We assessed 12 male to female and two female to male parents with GID residing in Ireland. In total, 14 GID parents had 28 children. Three children had no relationship with their GID parent. The other 25 children, as reported by the parent, had good relationships with their children. In addition, these 25 children average score IPA score was 6.4 (range 0–25). Twelve GID parents (86 %) believed that being a parent had no effect on their desired level of transitioning, while two were influenced not to transition. Eleven GID parents (79 %) reported that being a parent had increased the time taken to commence transitioning, two have stopped transitioning altogether, while one cited no effect on time.


Parents with GID report positive relationships or no relationship with their children and the IPA revealed no clinical problems. Being a parent can prolong transitioning time in people with GID and can affect overall achieved level of transitioning.

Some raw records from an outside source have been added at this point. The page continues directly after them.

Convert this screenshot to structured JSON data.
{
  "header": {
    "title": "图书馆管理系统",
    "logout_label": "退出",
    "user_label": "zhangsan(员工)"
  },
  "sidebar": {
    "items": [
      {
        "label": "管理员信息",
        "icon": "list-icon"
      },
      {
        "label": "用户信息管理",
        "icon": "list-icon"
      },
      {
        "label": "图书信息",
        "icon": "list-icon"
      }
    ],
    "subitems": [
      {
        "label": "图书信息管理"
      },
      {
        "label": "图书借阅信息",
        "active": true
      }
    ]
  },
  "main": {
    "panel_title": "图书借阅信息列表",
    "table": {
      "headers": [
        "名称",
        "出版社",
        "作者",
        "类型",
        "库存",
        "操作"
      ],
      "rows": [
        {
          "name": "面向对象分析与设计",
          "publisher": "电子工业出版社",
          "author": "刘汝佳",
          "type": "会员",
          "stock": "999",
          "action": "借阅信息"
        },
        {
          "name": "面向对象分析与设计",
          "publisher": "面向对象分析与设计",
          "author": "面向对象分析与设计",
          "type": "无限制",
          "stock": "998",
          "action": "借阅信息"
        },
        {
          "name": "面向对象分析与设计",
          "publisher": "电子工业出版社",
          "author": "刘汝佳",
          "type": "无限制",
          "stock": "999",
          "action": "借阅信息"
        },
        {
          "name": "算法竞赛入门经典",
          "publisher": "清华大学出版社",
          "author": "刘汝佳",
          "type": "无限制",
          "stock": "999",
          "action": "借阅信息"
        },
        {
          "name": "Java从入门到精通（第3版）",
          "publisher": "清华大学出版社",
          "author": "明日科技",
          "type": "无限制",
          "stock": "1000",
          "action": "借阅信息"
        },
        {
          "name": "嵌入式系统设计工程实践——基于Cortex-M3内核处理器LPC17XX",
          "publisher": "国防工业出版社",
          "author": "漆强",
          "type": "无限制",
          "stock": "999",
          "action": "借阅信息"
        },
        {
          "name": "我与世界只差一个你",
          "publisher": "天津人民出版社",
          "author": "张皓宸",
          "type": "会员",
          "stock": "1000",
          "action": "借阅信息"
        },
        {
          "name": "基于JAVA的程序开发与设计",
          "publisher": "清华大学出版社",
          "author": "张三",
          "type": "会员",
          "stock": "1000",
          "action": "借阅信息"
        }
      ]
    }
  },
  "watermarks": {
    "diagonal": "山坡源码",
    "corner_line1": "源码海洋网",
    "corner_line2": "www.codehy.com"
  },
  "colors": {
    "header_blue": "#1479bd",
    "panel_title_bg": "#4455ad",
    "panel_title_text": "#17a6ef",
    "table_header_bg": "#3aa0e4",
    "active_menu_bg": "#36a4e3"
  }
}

Gender identity disorder Transgender Parent–child relationships Gender dysphoria Axis I disorders IPA—index of parental attitudes 


Conflict of interest



  1. 1.
    Von Kesteren P, Gooren L, Megans J (1996) An epidemiological and demographic study of transsexuals in the Netherlands. Arch Sex Behav 25:589–600CrossRefGoogle Scholar
  2. 2.
    Di Ceglie D, Freedman D (1998) A sranger in my own body: atypical gender identity development and mental health. Karnac Books, London, UKGoogle Scholar
  3. 3.
    Tully B (1992) Accounting for transsexualism and transhomosexuality. Whiting and Birch, LondonGoogle Scholar
  4. 4.
    De Gascun KJ, Salter N, Lucey JV, O’Shea D (2006) Gender identity disorder. Ir Med J 3:146–148Google Scholar
  5. 5.
    White T, Ettner R (2007) Adaptation and adjustment in children of transsexual parents. Eur Child Adolesc Psychiatry 16:215–221PubMedCrossRefGoogle Scholar
  6. 6.
    Green R (1978) Sexual identity of 37 children raised by homosexual or transsexual parents. Am J Psychiatry 135:692–697PubMedGoogle Scholar
  7. 7.
    Di Ceglie D, Freedman D, Tasker F (2002) Children and adolescents with transsexual parents referred to a specialist gender identity development service: a brief report of key developmental features. Clin Child Psychol Psychiatry 7:423–432CrossRefGoogle Scholar
  8. 8.
    American Psychiatric Association (1994) Diagnostic and statistical manual of mental disorders, 4th edn. Washington, DC, USAGoogle Scholar
  9. 9.
    Hudson WW (1982) The clinical measurement package: a field manual. Dorsey Press, ChicagoGoogle Scholar
  10. 10.
    First MB, Spitzer RL, Robert L, Gibbon M, Williams JBW (1996) Structured clinical interview for DSM-IV-TR Axis I Disorders, Clinical Version (SCID-CV). American Psychiatric Press Inc, Washington DCGoogle Scholar

Copyright information

© Royal Academy of Medicine in Ireland 2013

Authors and Affiliations

  1. 1.Lucena ClinicDepartment of Child & Adolescent PsychiatryRathgar, Dublin 6Ireland
  2. 2.Department of EndocrinologyColmcille’s HospitalLoughlinstownIreland
  3. 3.St. Vincent’s HospitalDublinIreland
  4. 4.St. Patrick’s University HospitalDublin 8Ireland

Personalised recommendations